Years after being shown by Apple, poor Microsoft still doesn’t understand what tablets are for
“In New York on Monday, Microsoft unveiled two new tablets aimed at solidifying the company’s hold on a key niche market: people who hate fun,” Will Oremus writes for Slate.
“The Surface 2 and Surface Pro 2 are jam-packed with productivity features guaranteed to make you feel guilty for using the devices for anything other than work. The big upgrades over the last Surface tablets that no one enjoyed lie in the technical specifications: faster processor, faster bus, better battery life, more cores on the GPU, etc. The new ones also both come with the full Microsoft Office suite, including Outlook, ensuring that your calendar alerts are the first thing you’ll see when you sit back on the couch and pick up your tablet,” Oremus writes. “Oh, and about that sitting back on the couch thing: Microsoft has fixed that too, tweaking the kickstand to make it easier to type away at that Excel spreadsheet while holding the tablet on your lap or sitting at a desk. Who needs to lean back and relax when you can use your tablet just like a PC?”
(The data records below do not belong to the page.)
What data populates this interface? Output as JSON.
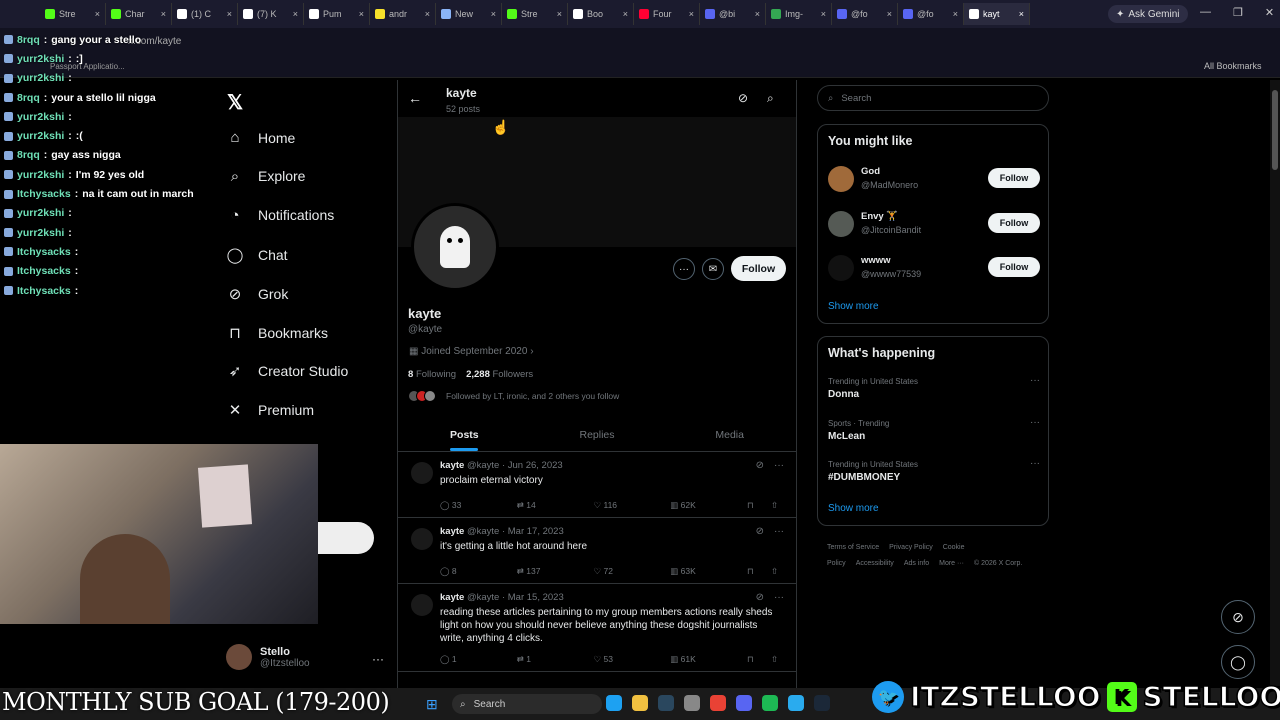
{
  "browser": {
    "tabs": [
      {
        "label": "Stre",
        "color": "#53fc18"
      },
      {
        "label": "Char",
        "color": "#53fc18"
      },
      {
        "label": "(1) C",
        "color": "#ffffff"
      },
      {
        "label": "(7) K",
        "color": "#ffffff"
      },
      {
        "label": "Pum",
        "color": "#ffffff"
      },
      {
        "label": "andr",
        "color": "#f7e12b"
      },
      {
        "label": "New",
        "color": "#8ab4f8"
      },
      {
        "label": "Stre",
        "color": "#53fc18"
      },
      {
        "label": "Boo",
        "color": "#ffffff"
      },
      {
        "label": "Four",
        "color": "#ff0033"
      },
      {
        "label": "@bi",
        "color": "#5865f2"
      },
      {
        "label": "Img-",
        "color": "#34a853"
      },
      {
        "label": "@fo",
        "color": "#5865f2"
      },
      {
        "label": "@fo",
        "color": "#5865f2"
      },
      {
        "label": "kayt",
        "color": "#ffffff",
        "active": true
      }
    ],
    "gemini_label": "Ask Gemini",
    "url": "x.com/kayte",
    "bookmark_left": "Passport Applicatio...",
    "bookmark_right": "All Bookmarks"
  },
  "chat": [
    {
      "user": "8rqq",
      "msg": "gang your a stello"
    },
    {
      "user": "yurr2kshi",
      "msg": ":]"
    },
    {
      "user": "yurr2kshi",
      "msg": ""
    },
    {
      "user": "8rqq",
      "msg": "your a stello lil nigga"
    },
    {
      "user": "yurr2kshi",
      "msg": ""
    },
    {
      "user": "yurr2kshi",
      "msg": ":("
    },
    {
      "user": "8rqq",
      "msg": "gay ass nigga"
    },
    {
      "user": "yurr2kshi",
      "msg": "I'm 92 yes old"
    },
    {
      "user": "Itchysacks",
      "msg": "na it cam out in march"
    },
    {
      "user": "yurr2kshi",
      "msg": ""
    },
    {
      "user": "yurr2kshi",
      "msg": ""
    },
    {
      "user": "Itchysacks",
      "msg": ""
    },
    {
      "user": "Itchysacks",
      "msg": ""
    },
    {
      "user": "Itchysacks",
      "msg": ""
    }
  ],
  "nav": [
    {
      "label": "Home",
      "icon": "home-icon",
      "glyph": "⌂"
    },
    {
      "label": "Explore",
      "icon": "search-icon",
      "glyph": "⌕"
    },
    {
      "label": "Notifications",
      "icon": "bell-icon",
      "glyph": "◔"
    },
    {
      "label": "Chat",
      "icon": "chat-icon",
      "glyph": "◯"
    },
    {
      "label": "Grok",
      "icon": "grok-icon",
      "glyph": "⊘"
    },
    {
      "label": "Bookmarks",
      "icon": "bookmark-icon",
      "glyph": "⊓"
    },
    {
      "label": "Creator Studio",
      "icon": "rocket-icon",
      "glyph": "➶"
    },
    {
      "label": "Premium",
      "icon": "x-logo-icon",
      "glyph": "✕"
    }
  ],
  "logo": "𝕏",
  "account": {
    "name": "Stello",
    "handle": "@Itzstelloo"
  },
  "profile_header": {
    "name": "kayte",
    "posts": "52 posts"
  },
  "profile": {
    "name": "kayte",
    "handle": "@kayte",
    "joined": "Joined September 2020",
    "following_count": "8",
    "following_label": "Following",
    "followers_count": "2,288",
    "followers_label": "Followers",
    "followed_by": "Followed by LT, ironic, and 2 others you follow",
    "follow_label": "Follow"
  },
  "tabs": [
    "Posts",
    "Replies",
    "Media"
  ],
  "posts": [
    {
      "name": "kayte",
      "meta": "@kayte · Jun 26, 2023",
      "text": "proclaim eternal victory",
      "replies": "33",
      "reposts": "14",
      "likes": "116",
      "views": "62K"
    },
    {
      "name": "kayte",
      "meta": "@kayte · Mar 17, 2023",
      "text": "it's getting a little hot around here",
      "replies": "8",
      "reposts": "137",
      "likes": "72",
      "views": "63K"
    },
    {
      "name": "kayte",
      "meta": "@kayte · Mar 15, 2023",
      "text": "reading these articles pertaining to my group members actions really sheds light on how you should never believe anything these dogshit journalists write, anything 4 clicks.",
      "replies": "1",
      "reposts": "1",
      "likes": "53",
      "views": "61K"
    }
  ],
  "search_placeholder": "Search",
  "you_might_like": {
    "title": "You might like",
    "items": [
      {
        "name": "God",
        "handle": "@MadMonero",
        "color": "#a06a3a"
      },
      {
        "name": "Envy 🏋",
        "handle": "@JitcoinBandit",
        "color": "#555a55"
      },
      {
        "name": "wwww",
        "handle": "@wwww77539",
        "color": "#111111"
      }
    ],
    "follow_label": "Follow",
    "show_more": "Show more"
  },
  "whats_happening": {
    "title": "What's happening",
    "trends": [
      {
        "context": "Trending in United States",
        "name": "Donna"
      },
      {
        "context": "Sports · Trending",
        "name": "McLean"
      },
      {
        "context": "Trending in United States",
        "name": "#DUMBMONEY"
      }
    ],
    "show_more": "Show more"
  },
  "footer": [
    "Terms of Service",
    "Privacy Policy",
    "Cookie Policy",
    "Accessibility",
    "Ads info",
    "More ···",
    "© 2026 X Corp."
  ],
  "overlay": {
    "sub_goal": "MONTHLY SUB GOAL (179-200)",
    "twitter_handle": "ITZSTELLOO",
    "kick_handle": "STELLOOO"
  },
  "taskbar": {
    "search": "Search"
  },
  "colors": {
    "accent": "#1d9bf0",
    "kick": "#53fc18",
    "chat_user": "#6fe0b7"
  }
}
“There’s just one problem with Microsoft pitching its new tablets at people who prefer to use their tablets for work rather than play: Those people barely exist,” Oremus writes. “A Gartner survey found that tablet owners use their devices overwhelmingly for entertainment, followed by social media, e-mail, and other types of communication. Just 15 percent of tablet screen time is devoted to work. That makes sense when you consider that nearly everyone who owns a tablet also owns a different device that is far-better suited to doing work, whether desktop, laptop, or both. The tablet is where they go to get away from that work.”